The complete exclusion of the Muslim-liberal conflict from the popular discourse in Europe is leading, naturally, to its powerful appearance in other places and in different forms.
When the elite shamelessly lies to the citizens, saying that "there is no problem of Islam here," it is singlehandedly brining about the outburst and reinforcement of the racist, demagogic, neo-fascist moments, which put democracy in danger.
The great Winston Churchill recruited the entire British nation to a war of "blood, toil, tears and sweat" against the Nazis, turning a conflict between powers over Europe's border into an uncompromising battle over the continent's character, values and future.
The current focus on certain cartoons published by the targeted newspaper, as if they can explain the massacre, is the refuge of people who are refusing to open their eyes. They believe that they are better off not seeing reality, in the sense of "if I don't see the evil, perhaps it will go away on its own." Perhaps, but the chance of that happening is close to zero.
The journalists who were murdered in Paris on Wednesday were therefore not victims of a battle over the freedom of the press.

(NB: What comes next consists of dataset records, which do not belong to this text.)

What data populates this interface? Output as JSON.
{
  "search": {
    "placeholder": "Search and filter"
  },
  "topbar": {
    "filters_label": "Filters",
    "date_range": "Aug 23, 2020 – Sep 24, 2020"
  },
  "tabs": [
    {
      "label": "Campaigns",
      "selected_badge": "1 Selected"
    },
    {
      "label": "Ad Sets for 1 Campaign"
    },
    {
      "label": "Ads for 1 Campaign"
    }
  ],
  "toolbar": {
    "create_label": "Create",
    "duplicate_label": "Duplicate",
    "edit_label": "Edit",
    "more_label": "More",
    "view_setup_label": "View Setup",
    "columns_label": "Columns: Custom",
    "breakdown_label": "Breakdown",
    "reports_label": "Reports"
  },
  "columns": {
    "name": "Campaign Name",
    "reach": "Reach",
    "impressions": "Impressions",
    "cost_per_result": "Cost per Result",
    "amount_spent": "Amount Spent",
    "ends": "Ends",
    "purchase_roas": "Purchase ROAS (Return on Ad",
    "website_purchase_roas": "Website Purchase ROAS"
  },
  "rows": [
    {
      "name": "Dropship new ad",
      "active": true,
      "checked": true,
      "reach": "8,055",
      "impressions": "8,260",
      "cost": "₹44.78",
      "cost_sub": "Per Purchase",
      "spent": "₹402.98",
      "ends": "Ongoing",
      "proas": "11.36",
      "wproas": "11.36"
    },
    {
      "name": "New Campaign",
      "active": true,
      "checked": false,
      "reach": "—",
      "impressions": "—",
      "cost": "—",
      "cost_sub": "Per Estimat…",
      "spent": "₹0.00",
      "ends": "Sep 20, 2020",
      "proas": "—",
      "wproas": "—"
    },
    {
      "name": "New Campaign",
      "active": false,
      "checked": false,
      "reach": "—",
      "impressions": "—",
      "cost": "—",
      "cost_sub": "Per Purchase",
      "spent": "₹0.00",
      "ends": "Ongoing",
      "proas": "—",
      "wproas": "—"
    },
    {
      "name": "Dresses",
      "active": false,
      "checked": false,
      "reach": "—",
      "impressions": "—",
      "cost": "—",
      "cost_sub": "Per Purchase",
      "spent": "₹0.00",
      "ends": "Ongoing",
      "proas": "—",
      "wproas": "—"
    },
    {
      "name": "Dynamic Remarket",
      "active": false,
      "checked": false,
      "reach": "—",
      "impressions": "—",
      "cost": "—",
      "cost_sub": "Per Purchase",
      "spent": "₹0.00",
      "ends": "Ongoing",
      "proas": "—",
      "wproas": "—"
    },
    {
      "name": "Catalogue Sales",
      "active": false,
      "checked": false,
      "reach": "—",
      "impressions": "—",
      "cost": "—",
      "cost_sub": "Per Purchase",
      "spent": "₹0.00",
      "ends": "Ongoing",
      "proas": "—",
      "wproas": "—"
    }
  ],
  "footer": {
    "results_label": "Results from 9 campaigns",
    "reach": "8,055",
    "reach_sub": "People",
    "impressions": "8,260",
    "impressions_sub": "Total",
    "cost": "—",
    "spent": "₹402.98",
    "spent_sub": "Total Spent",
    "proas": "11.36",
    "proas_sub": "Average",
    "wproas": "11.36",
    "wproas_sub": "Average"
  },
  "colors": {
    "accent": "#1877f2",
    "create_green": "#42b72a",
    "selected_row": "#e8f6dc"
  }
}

They were victims of a war between the world view of the radical Islam and the world view of Western humanism, a war which will go on and increase and claim victims until it is won by one side.